In another post, he cites infamous critical race theorist Ibram X. Kendi before going on to provide a theological argument for diversity, inclusion, and equity.

ESD’s Institutional Ties To CRT

None of these examples are isolated incidents. Despite telling parents that they do not teach CRT or engage in shaming tactics against children on account of their race, ESD, as an institution, has done both. ESD sent parents a list of CRT information compiled by Elizabeth Goatley, the school’s director of diversity and inclusion. 

Parents were directed to a page called “Anti-Racism 102: Why Not All Discrimination Is ‘Racism.” Intended for children in grades K-4 and adorned with colorful cartoons, the page erroneously claims that white people cannot be the victims of racism, saying “reverse racism isn’t a thing. Stop trying to make reverse racism a thing.”

It also claims everyone is complicit in systemic white supremacy and that “whiteness” must be “de-centered.”

The recommended reading list included Robin DiAngelo’s “White Fragility,” material from critical race theorist Kimberle Crenshaw, Kendi’s “How To Be An Anti-Racist,” the 1619 Project, “Anti-racism for Kids 101,” and Peggy McIntosh’s “White Privilege: Unpacking the Invisible Knapsack,” among others. 

The list also linked to a “K-8 Racial Literacy” curriculum from an organization called Pollyanna. Pollyanna’s Conferences for School page sheds light on the type of material the organization presents to children.

Topics include “Race, Privilege, and Community Building,” “Shaping & Sustaining Safe Schools for LGBTQ+ Community,” “Intersectionality,” “Cultivating Racial Awareness and White Engagement,” and “Implicit Bias.” The organization also claims systemic racism “permeates every aspect of our society and transcends person-to person interactions,” a core belief of CRT.
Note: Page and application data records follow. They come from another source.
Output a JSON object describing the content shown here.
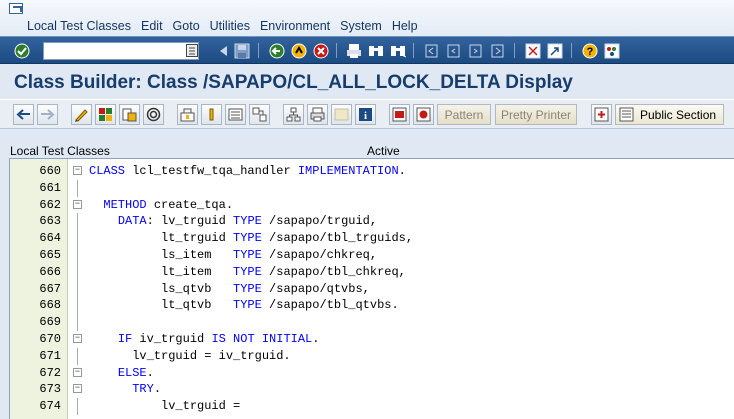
{
  "menu": {
    "items": [
      "Local Test Classes",
      "Edit",
      "Goto",
      "Utilities",
      "Environment",
      "System",
      "Help"
    ]
  },
  "std_toolbar": {
    "command_value": "",
    "icons": [
      "enter-icon",
      "save-icon",
      "back-icon",
      "exit-icon",
      "cancel-icon",
      "print-icon",
      "find-icon",
      "find-next-icon",
      "first-page-icon",
      "previous-page-icon",
      "next-page-icon",
      "last-page-icon",
      "new-session-icon",
      "shortcut-icon",
      "help-icon",
      "customize-layout-icon"
    ]
  },
  "title": "Class Builder: Class /SAPAPO/CL_ALL_LOCK_DELTA Display",
  "app_toolbar": {
    "pattern_label": "Pattern",
    "pretty_printer_label": "Pretty Printer",
    "public_section_label": "Public Section"
  },
  "status": {
    "left": "Local Test Classes",
    "state": "Active"
  },
  "editor": {
    "lines": [
      {
        "num": "660",
        "fold": "minus",
        "parts": [
          [
            "kw",
            "CLASS"
          ],
          [
            "t",
            " lcl_testfw_tqa_handler "
          ],
          [
            "kw",
            "IMPLEMENTATION"
          ],
          [
            "t",
            "."
          ]
        ]
      },
      {
        "num": "661",
        "fold": "",
        "parts": []
      },
      {
        "num": "662",
        "fold": "minus",
        "parts": [
          [
            "t",
            "  "
          ],
          [
            "kw",
            "METHOD"
          ],
          [
            "t",
            " create_tqa."
          ]
        ]
      },
      {
        "num": "663",
        "fold": "",
        "parts": [
          [
            "t",
            "    "
          ],
          [
            "kw",
            "DATA"
          ],
          [
            "t",
            ": lv_trguid "
          ],
          [
            "kw",
            "TYPE"
          ],
          [
            "t",
            " /sapapo/trguid,"
          ]
        ]
      },
      {
        "num": "664",
        "fold": "",
        "parts": [
          [
            "t",
            "          lt_trguid "
          ],
          [
            "kw",
            "TYPE"
          ],
          [
            "t",
            " /sapapo/tbl_trguids,"
          ]
        ]
      },
      {
        "num": "665",
        "fold": "",
        "parts": [
          [
            "t",
            "          ls_item   "
          ],
          [
            "kw",
            "TYPE"
          ],
          [
            "t",
            " /sapapo/chkreq,"
          ]
        ]
      },
      {
        "num": "666",
        "fold": "",
        "parts": [
          [
            "t",
            "          lt_item   "
          ],
          [
            "kw",
            "TYPE"
          ],
          [
            "t",
            " /sapapo/tbl_chkreq,"
          ]
        ]
      },
      {
        "num": "667",
        "fold": "",
        "parts": [
          [
            "t",
            "          ls_qtvb   "
          ],
          [
            "kw",
            "TYPE"
          ],
          [
            "t",
            " /sapapo/qtvbs,"
          ]
        ]
      },
      {
        "num": "668",
        "fold": "",
        "parts": [
          [
            "t",
            "          lt_qtvb   "
          ],
          [
            "kw",
            "TYPE"
          ],
          [
            "t",
            " /sapapo/tbl_qtvbs."
          ]
        ]
      },
      {
        "num": "669",
        "fold": "",
        "parts": []
      },
      {
        "num": "670",
        "fold": "minus",
        "parts": [
          [
            "t",
            "    "
          ],
          [
            "kw",
            "IF"
          ],
          [
            "t",
            " iv_trguid "
          ],
          [
            "kw",
            "IS NOT INITIAL"
          ],
          [
            "t",
            "."
          ]
        ]
      },
      {
        "num": "671",
        "fold": "",
        "parts": [
          [
            "t",
            "      lv_trguid = iv_trguid."
          ]
        ]
      },
      {
        "num": "672",
        "fold": "minus",
        "parts": [
          [
            "t",
            "    "
          ],
          [
            "kw",
            "ELSE"
          ],
          [
            "t",
            "."
          ]
        ]
      },
      {
        "num": "673",
        "fold": "minus",
        "parts": [
          [
            "t",
            "      "
          ],
          [
            "kw",
            "TRY"
          ],
          [
            "t",
            "."
          ]
        ]
      },
      {
        "num": "674",
        "fold": "",
        "parts": [
          [
            "t",
            "          lv_trguid ="
          ]
        ]
      }
    ]
  },
  "colors": {
    "keyword": "#0000ff",
    "title": "#173d6c",
    "toolbar": "#1c4a83"
  }
}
The school’s DEI page explains that both staff and students frequently attend several conferences, including the People of Color Conference hosted by the leftwing National Association of Independent Schools. The POCC overtly teaches CRT. One presentation from the conference describes kindergarteners as “natural social justice warriors,” while others explicitly outline how to create a curriculum based on CRT.   

Another presentation condemns the American system, telling the audience to “burn sh-t down.” It also discusses the “White People Way,” with the presenter condemning “perfectionism” and “power hoarding” as defining characteristics of white people. 
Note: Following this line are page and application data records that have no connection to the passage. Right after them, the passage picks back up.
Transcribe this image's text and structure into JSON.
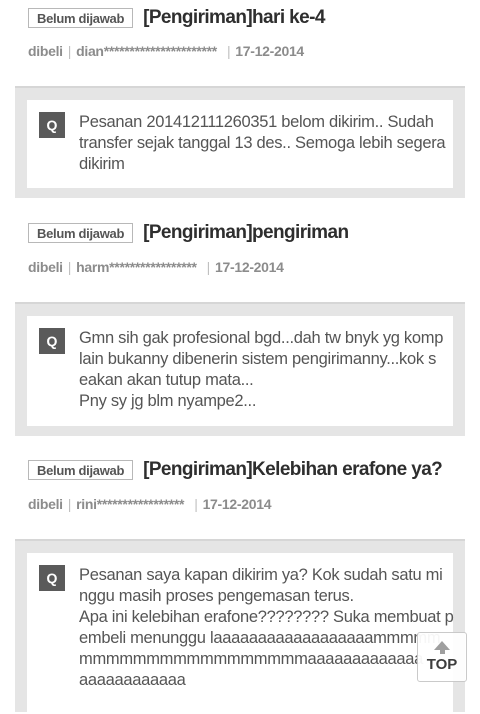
{
  "questions": [
    {
      "badge": "Belum dijawab",
      "title": "[Pengiriman]hari ke-4",
      "buyer": "dibeli",
      "user": "dian**********************",
      "date": "17-12-2014",
      "q_label": "Q",
      "lines": [
        "Pesanan 201412111260351 belom dikirim.. Sudah",
        "transfer sejak tanggal 13 des.. Semoga lebih segera",
        "dikirim"
      ]
    },
    {
      "badge": "Belum dijawab",
      "title": "[Pengiriman]pengiriman",
      "buyer": "dibeli",
      "user": "harm*****************",
      "date": "17-12-2014",
      "q_label": "Q",
      "lines": [
        "Gmn sih gak profesional bgd...dah tw bnyk yg komp",
        "lain bukanny dibenerin sistem pengirimanny...kok s",
        "eakan akan tutup mata...",
        "Pny sy jg blm nyampe2..."
      ]
    },
    {
      "badge": "Belum dijawab",
      "title": "[Pengiriman]Kelebihan erafone ya?",
      "buyer": "dibeli",
      "user": "rini*****************",
      "date": "17-12-2014",
      "q_label": "Q",
      "lines": [
        "Pesanan saya kapan dikirim ya? Kok sudah satu mi",
        "nggu masih proses pengemasan terus.",
        "Apa ini kelebihan erafone???????? Suka membuat p",
        "embeli menunggu laaaaaaaaaaaaaaaaaammmmm",
        "mmmmmmmmmmmmmmmmmaaaaaaaaaaaaa",
        "aaaaaaaaaaaa"
      ]
    }
  ],
  "top_button": {
    "label": "TOP",
    "icon": "arrow-up-icon"
  }
}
The Federalist reached out to multiple school staff for comment, inquiring about the 1619 Project, racially charged statements made by a faculty member, and CRT in the classroom. The Federalist also asked why the school was present at the POCC event, where teachers were taught how to develop a curriculum grounded in CRT, if there was no intention of teaching the racially charged ideology.
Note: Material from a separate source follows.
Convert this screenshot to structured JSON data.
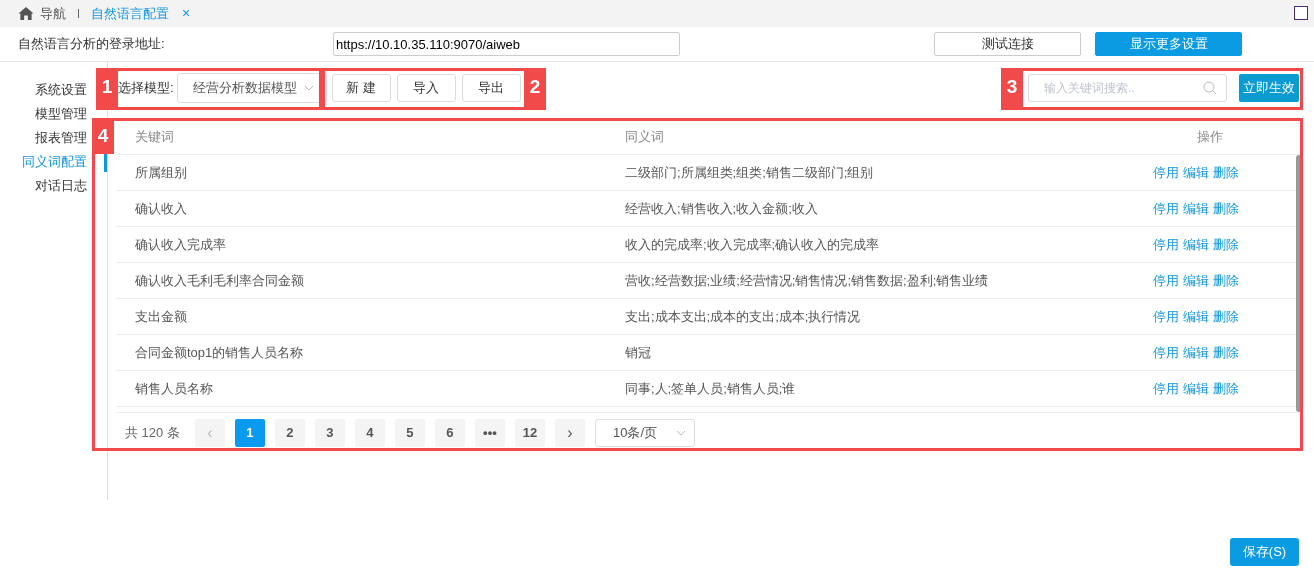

In response, ESD’s Director of Communications Julie Clardy provided the following statement: “We present challenging material that asks students to consider multiple points of view. For instance, we present the 1619 and 1776 projects together and ask students to analyze and argue their merits. Students are edified, not damaged, when they are asked to examine ideas they may disagree with.”

ESD Is Not The Only School Deceiving Parents

The Episcopal School of Dallas is by no means the first academic institution to lie to parents about teaching critical race theory. Over the summer, President of the American Federation of Teachers union Randi Weingarten falsely claimed CRT is not being taught in K-12 schools despite her organization previously bragging on national television about teaching the ideology. 

The Federalist reporting has revealed that officials at both Riverside School District and Los Angeles Unified School District lied to their school communities, falsely claiming they did not teach CRT. Despite the obvious parallels with previous instances, the state of the Episcopal School of Dallas demonstrates that elite private schools are not immune from the left’s push for CRT in America’s K-12 institutions.